#### Task statement
Check every line of the data below for the string "Indiana", and copy the ones that hold it.

[Records supplied — start]

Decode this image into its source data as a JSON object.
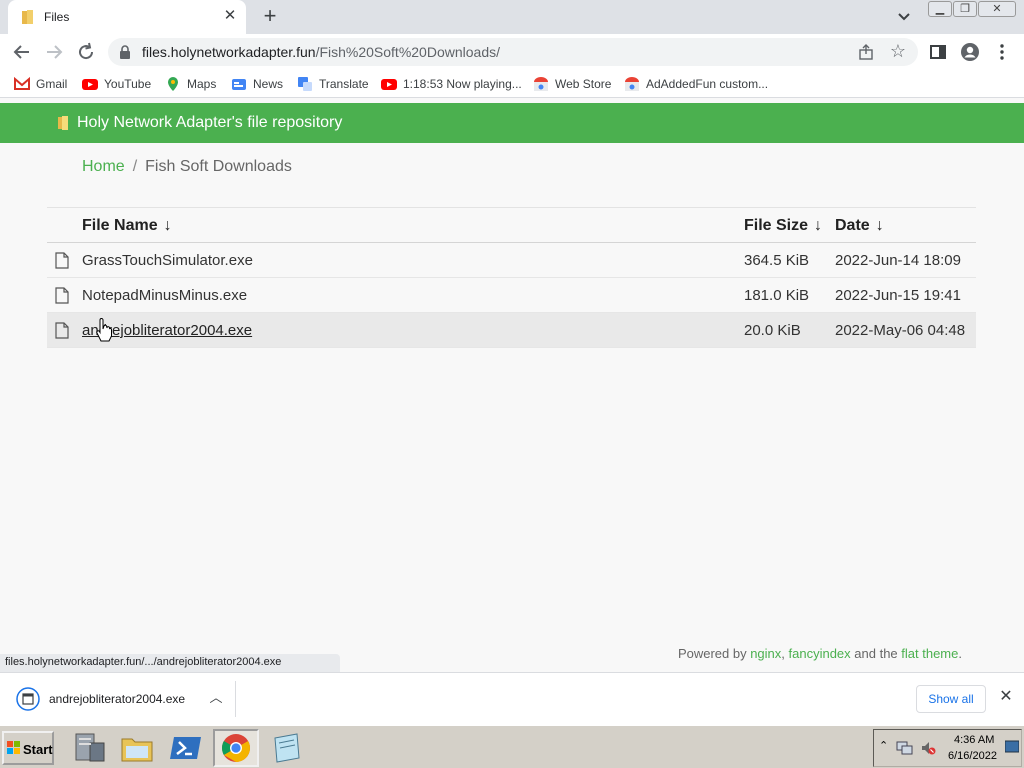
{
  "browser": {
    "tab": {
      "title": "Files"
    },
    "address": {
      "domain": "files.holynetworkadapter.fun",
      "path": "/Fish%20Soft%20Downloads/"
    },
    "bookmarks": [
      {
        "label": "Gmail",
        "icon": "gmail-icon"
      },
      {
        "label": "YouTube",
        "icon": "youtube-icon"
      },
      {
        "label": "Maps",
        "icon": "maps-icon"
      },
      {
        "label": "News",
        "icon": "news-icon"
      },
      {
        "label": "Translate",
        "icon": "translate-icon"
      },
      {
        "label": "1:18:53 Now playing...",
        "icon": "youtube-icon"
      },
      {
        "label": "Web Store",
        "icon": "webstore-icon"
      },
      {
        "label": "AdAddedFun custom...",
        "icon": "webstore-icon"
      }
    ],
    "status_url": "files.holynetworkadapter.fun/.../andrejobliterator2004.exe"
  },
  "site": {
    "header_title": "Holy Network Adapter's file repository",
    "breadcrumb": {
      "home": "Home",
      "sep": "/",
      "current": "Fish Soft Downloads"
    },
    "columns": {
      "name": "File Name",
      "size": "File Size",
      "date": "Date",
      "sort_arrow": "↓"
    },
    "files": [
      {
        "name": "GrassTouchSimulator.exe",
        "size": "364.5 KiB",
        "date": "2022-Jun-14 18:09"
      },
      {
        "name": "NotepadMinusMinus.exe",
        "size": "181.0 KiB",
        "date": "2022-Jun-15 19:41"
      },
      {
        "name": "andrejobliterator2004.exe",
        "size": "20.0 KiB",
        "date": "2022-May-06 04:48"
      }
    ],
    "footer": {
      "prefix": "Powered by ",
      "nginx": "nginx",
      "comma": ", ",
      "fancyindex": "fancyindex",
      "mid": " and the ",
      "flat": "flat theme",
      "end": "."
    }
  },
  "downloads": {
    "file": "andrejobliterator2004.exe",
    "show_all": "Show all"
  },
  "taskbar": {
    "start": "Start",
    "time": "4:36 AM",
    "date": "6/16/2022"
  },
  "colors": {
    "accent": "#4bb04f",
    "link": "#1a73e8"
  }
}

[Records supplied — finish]
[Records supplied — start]

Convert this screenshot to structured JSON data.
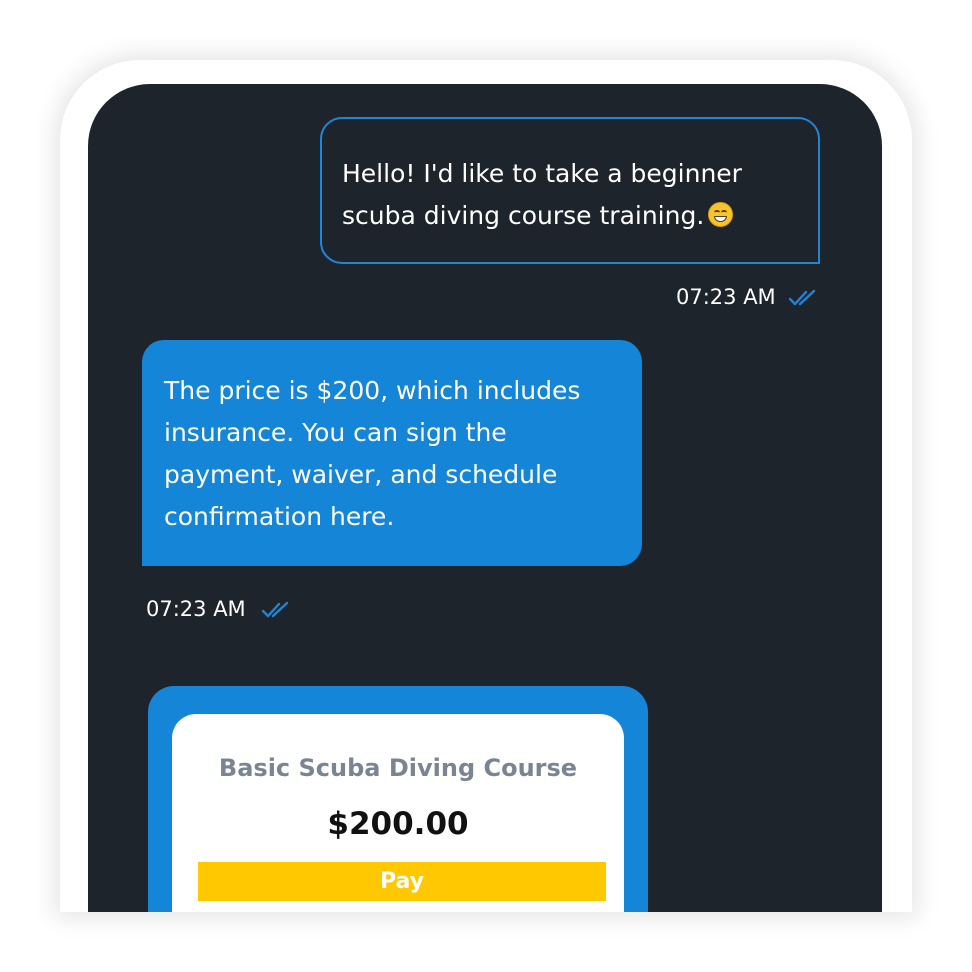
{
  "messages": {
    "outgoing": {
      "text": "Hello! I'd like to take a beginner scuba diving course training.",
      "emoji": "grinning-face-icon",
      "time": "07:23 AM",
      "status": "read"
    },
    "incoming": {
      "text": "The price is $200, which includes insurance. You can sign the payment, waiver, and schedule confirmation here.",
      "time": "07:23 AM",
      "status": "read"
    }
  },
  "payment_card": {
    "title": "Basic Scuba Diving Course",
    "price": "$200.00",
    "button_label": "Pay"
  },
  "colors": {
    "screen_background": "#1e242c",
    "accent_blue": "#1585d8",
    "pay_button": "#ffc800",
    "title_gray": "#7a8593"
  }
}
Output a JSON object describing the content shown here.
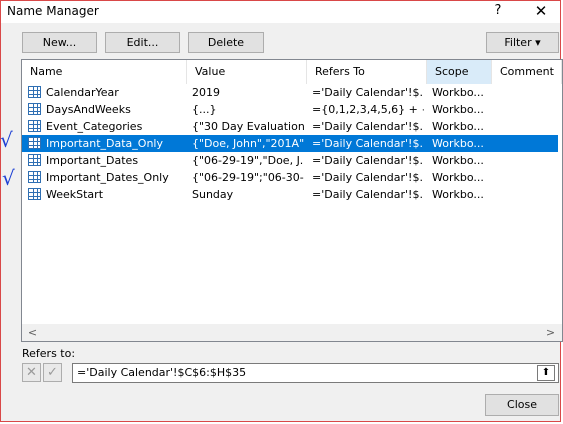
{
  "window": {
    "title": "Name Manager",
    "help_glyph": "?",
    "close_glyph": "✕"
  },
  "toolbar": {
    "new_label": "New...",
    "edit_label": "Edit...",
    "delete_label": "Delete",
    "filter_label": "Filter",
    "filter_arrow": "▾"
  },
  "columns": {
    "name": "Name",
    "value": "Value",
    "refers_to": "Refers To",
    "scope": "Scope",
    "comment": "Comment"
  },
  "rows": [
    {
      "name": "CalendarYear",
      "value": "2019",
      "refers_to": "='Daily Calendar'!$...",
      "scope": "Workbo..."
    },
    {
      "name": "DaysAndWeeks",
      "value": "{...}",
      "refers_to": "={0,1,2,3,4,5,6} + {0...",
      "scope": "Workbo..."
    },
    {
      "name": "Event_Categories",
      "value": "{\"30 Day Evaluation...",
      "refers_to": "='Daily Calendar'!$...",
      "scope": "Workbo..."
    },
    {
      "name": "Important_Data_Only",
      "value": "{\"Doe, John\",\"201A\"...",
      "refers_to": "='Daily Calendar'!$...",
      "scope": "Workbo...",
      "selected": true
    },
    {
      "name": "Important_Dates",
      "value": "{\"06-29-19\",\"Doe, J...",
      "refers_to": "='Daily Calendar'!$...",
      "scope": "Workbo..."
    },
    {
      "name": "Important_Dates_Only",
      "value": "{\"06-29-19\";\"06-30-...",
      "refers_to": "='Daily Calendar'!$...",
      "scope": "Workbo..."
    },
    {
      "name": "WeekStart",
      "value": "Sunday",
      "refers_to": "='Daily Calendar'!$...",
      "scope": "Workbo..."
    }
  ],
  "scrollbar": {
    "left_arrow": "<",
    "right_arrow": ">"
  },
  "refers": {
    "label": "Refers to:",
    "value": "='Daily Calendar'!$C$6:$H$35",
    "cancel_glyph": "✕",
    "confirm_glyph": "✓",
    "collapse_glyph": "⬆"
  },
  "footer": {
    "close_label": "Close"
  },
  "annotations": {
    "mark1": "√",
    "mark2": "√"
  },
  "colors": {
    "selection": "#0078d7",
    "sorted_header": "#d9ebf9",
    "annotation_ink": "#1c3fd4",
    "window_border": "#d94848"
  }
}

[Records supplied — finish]
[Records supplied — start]

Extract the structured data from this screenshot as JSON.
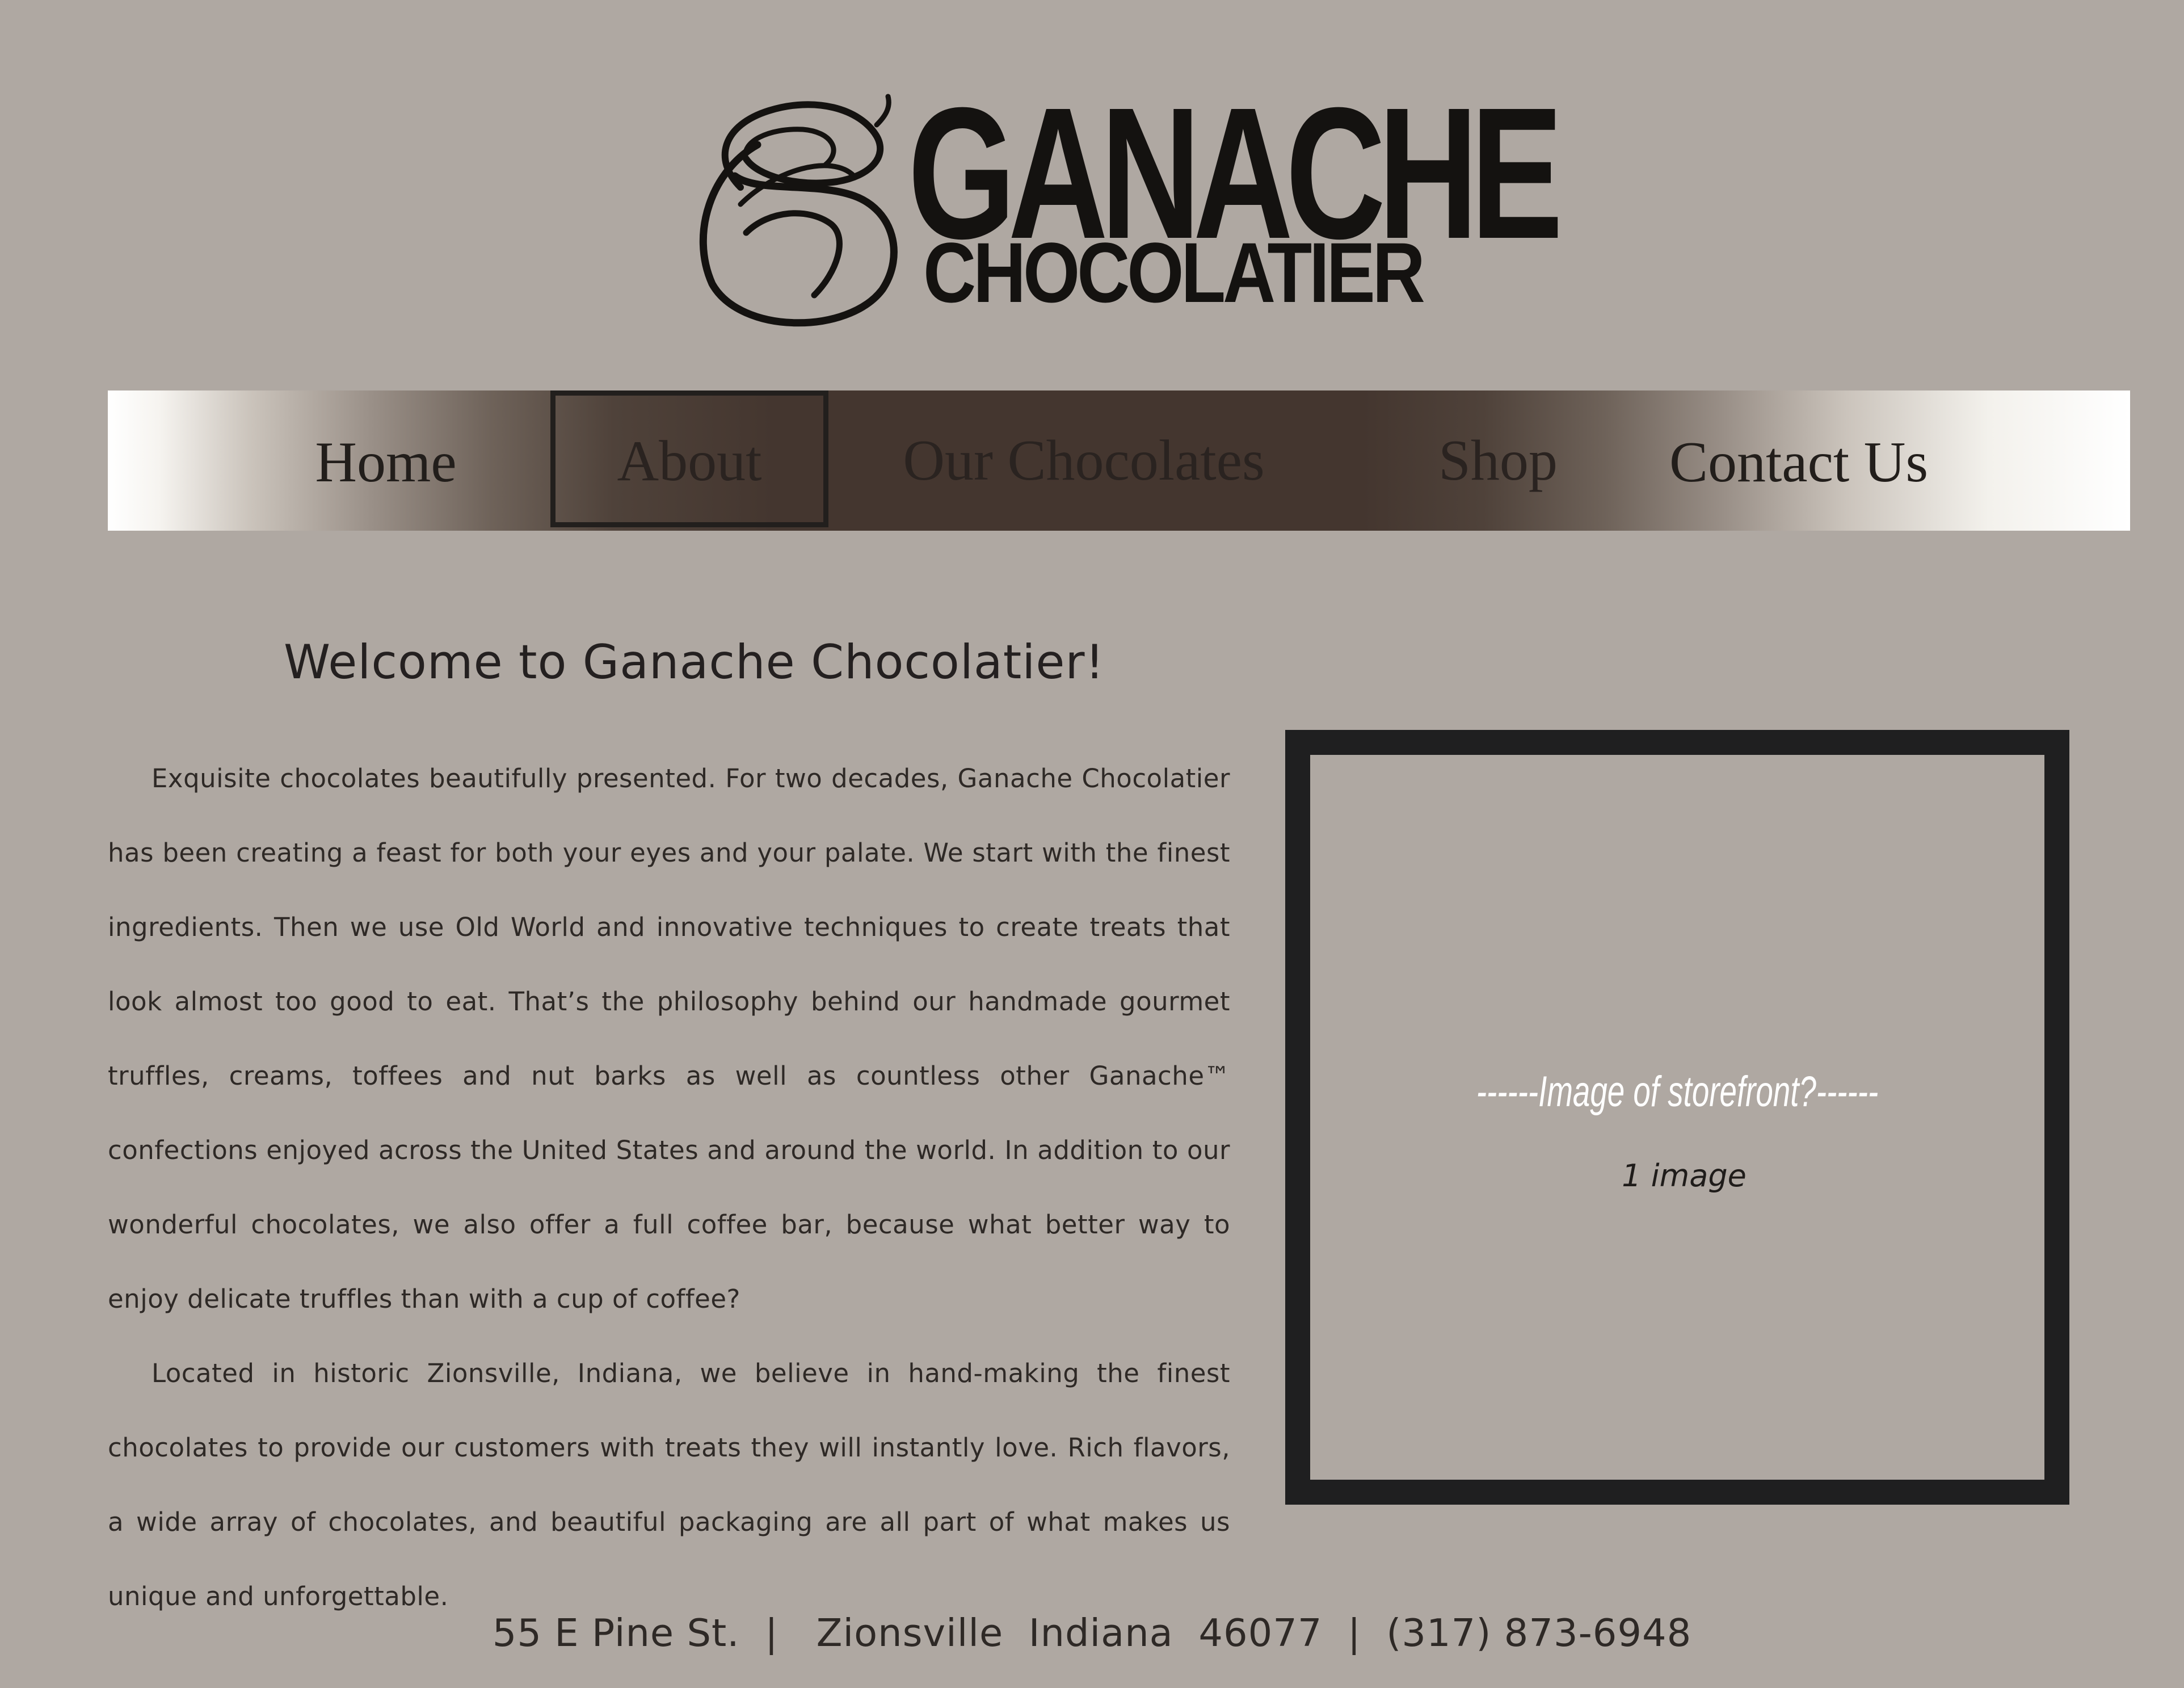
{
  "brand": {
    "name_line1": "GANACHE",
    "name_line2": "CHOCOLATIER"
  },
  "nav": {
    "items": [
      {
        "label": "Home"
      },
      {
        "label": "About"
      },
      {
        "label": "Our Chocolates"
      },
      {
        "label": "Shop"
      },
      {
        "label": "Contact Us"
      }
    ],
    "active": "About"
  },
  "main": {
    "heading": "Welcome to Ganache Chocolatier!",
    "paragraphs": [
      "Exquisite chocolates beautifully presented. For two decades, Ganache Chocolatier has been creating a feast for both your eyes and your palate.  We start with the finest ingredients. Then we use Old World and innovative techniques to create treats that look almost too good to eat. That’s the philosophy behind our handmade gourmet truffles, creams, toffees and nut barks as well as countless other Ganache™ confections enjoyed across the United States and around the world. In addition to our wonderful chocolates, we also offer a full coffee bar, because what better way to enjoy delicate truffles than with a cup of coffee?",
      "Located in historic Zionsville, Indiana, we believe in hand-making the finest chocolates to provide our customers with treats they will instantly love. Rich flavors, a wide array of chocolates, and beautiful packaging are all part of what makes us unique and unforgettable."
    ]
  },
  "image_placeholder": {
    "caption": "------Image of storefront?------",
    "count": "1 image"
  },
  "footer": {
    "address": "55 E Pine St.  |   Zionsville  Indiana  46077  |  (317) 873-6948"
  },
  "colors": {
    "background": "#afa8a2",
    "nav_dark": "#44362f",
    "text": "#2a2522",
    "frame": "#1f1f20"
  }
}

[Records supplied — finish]

#### Written response
      "Located in historic Zionsville, Indiana, we believe in hand-making the finest chocolates to provide our customers with treats they will instantly love. Rich flavors, a wide array of chocolates, and beautiful packaging are all part of what makes us unique and unforgettable."
    "address": "55 E Pine St.  |   Zionsville  Indiana  46077  |  (317) 873-6948"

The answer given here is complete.